Our Biodiversity Squamish Project, based on the iNaturalist application, was started in March 2017 by Judith Holm. Judith imagined a way to encourage people of all ages, with all levels of knowledge and with all kinds of photographic equipment to see more in nature and to contribute to a database used by scientists worldwide.
It made ecological sense that the boundary be the same as that of two relevant projects underway at the time: the BC government’s Howe Sound Cumulative Effects Project and the initiative to create a Howe Sound UNESCO Biosphere Region. To support the UNESCO nomination, the Átl’ka7tsem / Howe Sound Biosphere Region (AHSBR) iNaturalist project was created in 2019. The species dataset associated with Biodiversity Squamish was useful for the nomination application, as it included museum and professional records.
Both these iNaturalist projects are active. Biodiversity Squamish observations are gradually becoming more specific to the Squamish area. The AHSUBR project automatically captures all iNaturalist observations within the Biosphere Region. On each project’s home page there is a map of observations. You can zoom in to your area of interest and open observations in the location they were photographed.
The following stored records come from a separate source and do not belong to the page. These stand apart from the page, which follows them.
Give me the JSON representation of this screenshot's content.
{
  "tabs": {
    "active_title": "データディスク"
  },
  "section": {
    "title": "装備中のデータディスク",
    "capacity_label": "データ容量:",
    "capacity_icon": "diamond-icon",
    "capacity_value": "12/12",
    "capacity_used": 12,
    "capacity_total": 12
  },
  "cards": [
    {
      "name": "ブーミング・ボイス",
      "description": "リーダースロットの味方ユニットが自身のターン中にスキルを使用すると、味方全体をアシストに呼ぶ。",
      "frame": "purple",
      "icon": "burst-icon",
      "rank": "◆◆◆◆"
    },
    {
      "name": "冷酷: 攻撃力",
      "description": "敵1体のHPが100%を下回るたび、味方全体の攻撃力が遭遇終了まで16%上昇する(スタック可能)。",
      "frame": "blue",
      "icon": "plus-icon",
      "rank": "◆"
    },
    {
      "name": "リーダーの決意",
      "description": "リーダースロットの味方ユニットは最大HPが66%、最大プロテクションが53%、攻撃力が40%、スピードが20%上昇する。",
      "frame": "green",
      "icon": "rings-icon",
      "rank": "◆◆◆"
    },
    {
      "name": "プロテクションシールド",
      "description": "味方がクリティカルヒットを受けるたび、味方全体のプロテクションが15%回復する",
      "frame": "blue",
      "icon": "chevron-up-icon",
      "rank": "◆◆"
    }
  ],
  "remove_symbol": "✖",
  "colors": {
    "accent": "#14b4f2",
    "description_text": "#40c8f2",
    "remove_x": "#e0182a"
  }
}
To learn more about Biodiversity Squamish and how to get started, go to the project’s home page, scroll down and click on ‘About’. Be sure to click on ‘more’ to see the full description and useful links to the iNaturalist website. iNaturalist will help you with identification, as will other iNaturalist members. You can join the Biodiversity Squamish Facebook group to share and discuss what you and others are finding.
Photo above: Double rainbow over the Squamish Estuary, by Vanessa Isnardy. Project logo created by Carl Halvorson.